Congratulations to Tom Martin of Newark, Delaware who made an amazing Hole in One on Chesapeake Bay Golf Club’s Rising Sun Course’s 12th Hole – a 290 yard par 4 on Tuesday, April 19, 2016. Using his driver, Tom aced the par 4 for a rare double eagle or “Albatross” – a 3 under par score on a hole.
Albatross – Double Eagle – 3 Under Par
“There are several ways to explain the golf scoring terms “double eagle” or “albatross”.
An albatross golf score is a term used for three under par on any single hole. An albatross is an extremely rare sea bird, and it’s the largest of all sea birds. Their wing span can be more than 10 feet long, and they can fly for extremely long periods of time and distances. This is the reasoning behind why it’s used for a three under par golf score on one hole; because it’s so rare, but also because in order to land an albatross golf score on your card, you’re going to have to hit a golf ball that will fly for a time and for a far distance. A golfer can only achieve an albatross in golf on par-4s and par-5s. It’s impossible to make an albatross on a par-3 because that would mean you would have to make a zero to achieve three under par… and that’s not possible.
Any albatross score is made mainly on par-5s by holing out from the fairway on the second shot to make a two. This is because of the simple fact that there are far more chances to reach a par-5 in two than there are drivable par-4s on the golf courses across the world. An albatross golf score is so rare that it’s hardly ever seen on TV or in person, much less even heard about.
The only way to make a golf albatross on a par-4 is to make a hole-in-one, and these scores are only reserved for the longest hitters of the golf ball because that’s the only chance.
The term probably used more so than the actual golf albatross term is “double eagle”. These terms are interchangeable as they both mean the same thing.

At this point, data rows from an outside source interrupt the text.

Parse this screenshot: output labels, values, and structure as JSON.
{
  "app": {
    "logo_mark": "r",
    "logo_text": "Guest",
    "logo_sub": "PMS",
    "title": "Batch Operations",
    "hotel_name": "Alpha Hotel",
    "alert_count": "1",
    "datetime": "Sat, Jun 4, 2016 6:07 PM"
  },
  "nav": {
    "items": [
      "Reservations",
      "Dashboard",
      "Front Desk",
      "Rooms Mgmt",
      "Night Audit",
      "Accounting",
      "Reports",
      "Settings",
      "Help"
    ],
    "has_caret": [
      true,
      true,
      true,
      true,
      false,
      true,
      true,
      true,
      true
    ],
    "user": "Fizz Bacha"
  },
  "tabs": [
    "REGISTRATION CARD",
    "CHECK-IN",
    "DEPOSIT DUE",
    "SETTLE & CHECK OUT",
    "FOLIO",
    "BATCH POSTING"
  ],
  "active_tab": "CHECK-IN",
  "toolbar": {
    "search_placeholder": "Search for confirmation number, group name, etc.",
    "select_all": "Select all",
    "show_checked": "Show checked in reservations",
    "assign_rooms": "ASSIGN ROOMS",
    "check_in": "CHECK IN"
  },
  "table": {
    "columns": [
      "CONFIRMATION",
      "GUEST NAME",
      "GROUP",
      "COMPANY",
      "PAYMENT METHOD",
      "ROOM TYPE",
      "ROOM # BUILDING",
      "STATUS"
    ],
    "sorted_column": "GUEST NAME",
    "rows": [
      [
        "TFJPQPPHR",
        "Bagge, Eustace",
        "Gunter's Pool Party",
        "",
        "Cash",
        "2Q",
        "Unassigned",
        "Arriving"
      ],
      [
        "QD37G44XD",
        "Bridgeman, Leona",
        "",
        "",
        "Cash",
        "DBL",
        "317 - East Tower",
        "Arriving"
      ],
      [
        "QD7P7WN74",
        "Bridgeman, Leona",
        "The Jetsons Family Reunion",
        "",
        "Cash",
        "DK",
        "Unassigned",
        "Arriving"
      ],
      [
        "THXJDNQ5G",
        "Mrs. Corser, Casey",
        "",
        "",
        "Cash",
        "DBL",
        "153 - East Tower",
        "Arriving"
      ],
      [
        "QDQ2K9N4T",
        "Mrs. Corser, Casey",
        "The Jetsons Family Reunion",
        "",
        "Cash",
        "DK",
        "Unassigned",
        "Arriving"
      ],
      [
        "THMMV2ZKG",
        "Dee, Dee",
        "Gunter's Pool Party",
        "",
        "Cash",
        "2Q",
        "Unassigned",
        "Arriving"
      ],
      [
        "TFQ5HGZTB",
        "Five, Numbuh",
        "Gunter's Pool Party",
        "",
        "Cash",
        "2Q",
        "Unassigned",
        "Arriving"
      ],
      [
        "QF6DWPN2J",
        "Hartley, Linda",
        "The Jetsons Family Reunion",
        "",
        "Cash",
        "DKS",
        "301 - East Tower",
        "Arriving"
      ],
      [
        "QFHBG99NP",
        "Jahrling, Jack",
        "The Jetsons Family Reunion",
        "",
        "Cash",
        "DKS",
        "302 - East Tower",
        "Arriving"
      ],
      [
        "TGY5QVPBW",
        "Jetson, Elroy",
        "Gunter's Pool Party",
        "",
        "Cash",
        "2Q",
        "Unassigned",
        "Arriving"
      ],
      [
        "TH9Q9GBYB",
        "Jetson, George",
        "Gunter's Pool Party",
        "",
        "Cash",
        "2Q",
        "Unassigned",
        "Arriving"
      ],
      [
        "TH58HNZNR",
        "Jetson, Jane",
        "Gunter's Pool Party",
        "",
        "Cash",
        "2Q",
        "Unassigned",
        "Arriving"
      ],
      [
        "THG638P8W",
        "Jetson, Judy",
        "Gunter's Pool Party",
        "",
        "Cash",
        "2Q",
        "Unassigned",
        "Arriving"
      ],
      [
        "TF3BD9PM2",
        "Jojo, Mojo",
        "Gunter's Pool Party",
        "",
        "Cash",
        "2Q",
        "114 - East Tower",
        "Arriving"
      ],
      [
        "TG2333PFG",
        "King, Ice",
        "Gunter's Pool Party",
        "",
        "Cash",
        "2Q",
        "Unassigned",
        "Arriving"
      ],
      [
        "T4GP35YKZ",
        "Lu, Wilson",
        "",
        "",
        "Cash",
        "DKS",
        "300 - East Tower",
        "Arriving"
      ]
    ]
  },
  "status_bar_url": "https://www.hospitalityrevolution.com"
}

The most famous albatross, or “double eagle”, was made by Gene Sarazen in April 1935, and it propelled him into a tie for first place at the Masters Tournament held at the Augusta National Golf Club. Gene won the playoff the next day. The great sportswriter, Henry Grantland Rice, termed it “the shot heard ’round the world”. One day after making his albatross on the par-5 15th hole at Augusta, Gene referred to his shot as a “dodo”… once again another bird name to describe a score in golf. Ab Smith said that he and his fellow golfers also used the phrase “double eagle” for a three-under-par score.”